| BRIEF |
For each line in the records that contains "data", make a copy.

<<<<

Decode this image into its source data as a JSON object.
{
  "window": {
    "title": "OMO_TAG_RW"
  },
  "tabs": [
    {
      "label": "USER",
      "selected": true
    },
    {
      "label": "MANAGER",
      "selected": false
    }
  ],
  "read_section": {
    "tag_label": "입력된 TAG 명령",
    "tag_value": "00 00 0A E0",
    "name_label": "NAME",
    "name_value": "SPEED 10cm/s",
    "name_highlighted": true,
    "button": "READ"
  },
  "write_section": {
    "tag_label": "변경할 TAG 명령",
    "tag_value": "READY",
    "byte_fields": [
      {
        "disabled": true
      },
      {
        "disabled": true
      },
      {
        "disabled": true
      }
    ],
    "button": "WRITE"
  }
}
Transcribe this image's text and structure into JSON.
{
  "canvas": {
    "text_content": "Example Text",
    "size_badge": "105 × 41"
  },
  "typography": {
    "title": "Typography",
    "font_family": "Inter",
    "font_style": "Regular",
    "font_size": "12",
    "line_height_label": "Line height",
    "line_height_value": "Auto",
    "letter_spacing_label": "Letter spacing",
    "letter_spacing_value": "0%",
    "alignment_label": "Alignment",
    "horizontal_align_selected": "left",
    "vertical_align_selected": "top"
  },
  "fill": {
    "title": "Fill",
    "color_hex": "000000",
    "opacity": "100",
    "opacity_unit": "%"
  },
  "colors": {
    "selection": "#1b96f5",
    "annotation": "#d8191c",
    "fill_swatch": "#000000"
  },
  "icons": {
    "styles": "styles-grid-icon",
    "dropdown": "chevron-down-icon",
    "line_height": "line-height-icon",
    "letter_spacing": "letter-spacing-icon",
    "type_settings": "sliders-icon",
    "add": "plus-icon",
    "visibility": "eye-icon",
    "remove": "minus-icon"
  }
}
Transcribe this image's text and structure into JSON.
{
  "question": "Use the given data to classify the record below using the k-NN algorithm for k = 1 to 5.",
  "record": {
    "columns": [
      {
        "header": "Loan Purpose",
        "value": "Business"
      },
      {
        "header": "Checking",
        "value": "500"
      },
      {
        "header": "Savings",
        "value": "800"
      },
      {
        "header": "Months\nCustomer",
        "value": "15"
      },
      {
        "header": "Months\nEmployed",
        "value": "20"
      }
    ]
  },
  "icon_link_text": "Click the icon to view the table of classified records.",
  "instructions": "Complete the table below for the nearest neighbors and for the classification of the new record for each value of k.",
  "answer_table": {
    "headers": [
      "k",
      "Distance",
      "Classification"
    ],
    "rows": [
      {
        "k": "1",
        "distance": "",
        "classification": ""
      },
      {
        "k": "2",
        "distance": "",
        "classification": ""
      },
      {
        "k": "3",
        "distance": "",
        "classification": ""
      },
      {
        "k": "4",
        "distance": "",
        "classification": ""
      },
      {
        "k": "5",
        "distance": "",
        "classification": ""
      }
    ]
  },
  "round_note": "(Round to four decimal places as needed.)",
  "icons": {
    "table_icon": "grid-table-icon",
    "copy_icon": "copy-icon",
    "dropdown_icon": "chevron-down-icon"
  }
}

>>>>

| TASK SOLUTION |
Decode this image into its source data as a JSON object.
  "question": "Use the given data to classify the record below using the k-NN algorithm for k = 1 to 5.",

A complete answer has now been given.